To better understand how all these works let's see an example. We will define a condition and use an #if directive for this.

  • Imagine a block of text that must be shown only when a document is for a manager. Click on the 'Create directive start' button:
  • In the shown dialog write directive value as follows:

    Here we can see that directive takes a result of an expression as a parameter:

                    employee == 'Manager'

    This is a comparison expression which can result in 'true' or 'false' value. True makes a block of content to be shown and false will hide it.

  • After this you must define where directive ends and click on the 'Create directive end' button. In this case you need simply write directive name:
  • In the end your directive must look like this:

You can see more examples of #if directive usage in the FreeMarker documentation:

Using lists

You can repeat a part of the document several times. You can even make every repetition to have its own values.

This way you can show a list of items in a document, for example, a list of payments:

This example shows a generation of a simple list, but actually, you can repeat a large block which can contain not only text but even images.

You can see more examples of #list directive usage in the FreeMarker documentation:

Using tables

You can populate a table with data. All you need is to define only one table-row with placeholders and after generation, you will achieve a full table with all rows generated.

For example, this:

Can produce a table:

You can also use expressions in placeholders inside the table as well. For example, if you have two separate fields 'FirstName' and 'LastName', you can show both values in one single table column.

For example, this:

Can produce a table:

Nesting directives

Sometimes, there could be cases when you need to combine multiple directives. For example, you can have already a condition to show a part of the document, but you also have a list of items inside this part. This can be easily achieved by nesting #list directive inside #if directive.

For example:

Additional functions

There are an extended set of functions that were added in DocProcessor (they are absent in plain FreeMarker version and you won't find a documentation about them on their site).

They provide some helpful features specific to document templates and data:, currency, language, amount) - convert money amount from number to text representation.

For example:

        ${, "USD", "ENG", "TEXT")} = 'one hundred dollars and seventy-five cents'
        ${} = 'one thousand two hundred dollars and thirty-five cents'

lang.number(number) - convert string to a number. If the value is null, empty or incorrect then 0 will be returned.

For example:

        ${lang.number("125.75")} = 125.75
        ${lang.number("abc")} = 0
        ${l.n("100.0.")} = 0
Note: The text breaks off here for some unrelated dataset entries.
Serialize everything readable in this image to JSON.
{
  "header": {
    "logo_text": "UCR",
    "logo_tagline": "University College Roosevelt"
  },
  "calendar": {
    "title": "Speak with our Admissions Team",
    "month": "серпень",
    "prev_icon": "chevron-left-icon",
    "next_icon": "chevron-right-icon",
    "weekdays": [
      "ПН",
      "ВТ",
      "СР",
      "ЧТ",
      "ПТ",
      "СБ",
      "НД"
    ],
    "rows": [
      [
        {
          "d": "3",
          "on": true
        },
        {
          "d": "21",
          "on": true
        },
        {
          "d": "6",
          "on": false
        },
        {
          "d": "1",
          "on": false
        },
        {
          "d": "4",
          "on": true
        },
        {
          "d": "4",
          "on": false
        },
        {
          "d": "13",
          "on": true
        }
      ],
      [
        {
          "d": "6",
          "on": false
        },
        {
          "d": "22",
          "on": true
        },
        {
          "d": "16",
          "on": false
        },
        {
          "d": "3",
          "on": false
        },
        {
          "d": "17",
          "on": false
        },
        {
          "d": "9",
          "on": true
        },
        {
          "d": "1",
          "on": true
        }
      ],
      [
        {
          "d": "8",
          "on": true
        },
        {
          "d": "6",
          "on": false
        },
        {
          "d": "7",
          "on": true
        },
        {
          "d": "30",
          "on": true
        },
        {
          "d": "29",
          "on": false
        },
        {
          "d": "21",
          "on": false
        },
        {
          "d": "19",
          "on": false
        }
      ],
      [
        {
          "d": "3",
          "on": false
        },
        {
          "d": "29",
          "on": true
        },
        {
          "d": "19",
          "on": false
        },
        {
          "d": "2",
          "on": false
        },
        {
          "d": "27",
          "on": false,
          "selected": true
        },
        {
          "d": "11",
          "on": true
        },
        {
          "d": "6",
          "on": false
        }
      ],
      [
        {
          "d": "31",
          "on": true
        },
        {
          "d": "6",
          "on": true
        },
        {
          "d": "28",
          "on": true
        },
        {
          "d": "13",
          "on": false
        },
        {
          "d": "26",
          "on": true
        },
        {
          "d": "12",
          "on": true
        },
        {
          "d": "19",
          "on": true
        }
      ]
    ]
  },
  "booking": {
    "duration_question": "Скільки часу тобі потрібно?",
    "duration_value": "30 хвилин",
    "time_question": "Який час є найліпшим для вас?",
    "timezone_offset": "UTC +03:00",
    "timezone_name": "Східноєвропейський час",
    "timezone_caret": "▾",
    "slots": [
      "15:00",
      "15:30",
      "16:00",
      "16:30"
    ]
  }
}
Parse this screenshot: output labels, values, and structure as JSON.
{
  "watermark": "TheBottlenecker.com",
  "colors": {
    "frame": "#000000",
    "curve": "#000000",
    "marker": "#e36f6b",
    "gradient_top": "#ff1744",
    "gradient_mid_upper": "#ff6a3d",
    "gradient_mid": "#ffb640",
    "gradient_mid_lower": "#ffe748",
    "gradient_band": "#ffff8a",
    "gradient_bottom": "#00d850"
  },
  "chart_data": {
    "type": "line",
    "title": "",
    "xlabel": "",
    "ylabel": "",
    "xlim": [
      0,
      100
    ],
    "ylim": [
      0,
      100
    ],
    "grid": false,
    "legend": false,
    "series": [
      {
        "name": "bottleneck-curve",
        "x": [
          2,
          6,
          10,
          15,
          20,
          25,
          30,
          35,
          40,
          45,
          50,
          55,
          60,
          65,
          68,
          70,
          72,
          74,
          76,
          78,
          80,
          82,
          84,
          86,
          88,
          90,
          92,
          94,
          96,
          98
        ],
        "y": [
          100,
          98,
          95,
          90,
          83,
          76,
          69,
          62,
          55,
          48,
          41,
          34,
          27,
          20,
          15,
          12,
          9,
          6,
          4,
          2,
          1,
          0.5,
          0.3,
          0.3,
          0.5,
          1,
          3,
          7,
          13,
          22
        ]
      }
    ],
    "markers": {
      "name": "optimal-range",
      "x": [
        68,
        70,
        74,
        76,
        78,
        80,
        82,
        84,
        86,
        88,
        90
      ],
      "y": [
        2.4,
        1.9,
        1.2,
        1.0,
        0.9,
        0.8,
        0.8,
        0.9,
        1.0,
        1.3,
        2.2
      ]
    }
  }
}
lang.bool(boolean) - convert string to a boolean. If the value is null, empty or incorrect then false will be returned.

For example:

        ${lang.bool("true")} = true
        ${lang.bool("yes")} = true
        ${l.b("abc")} = false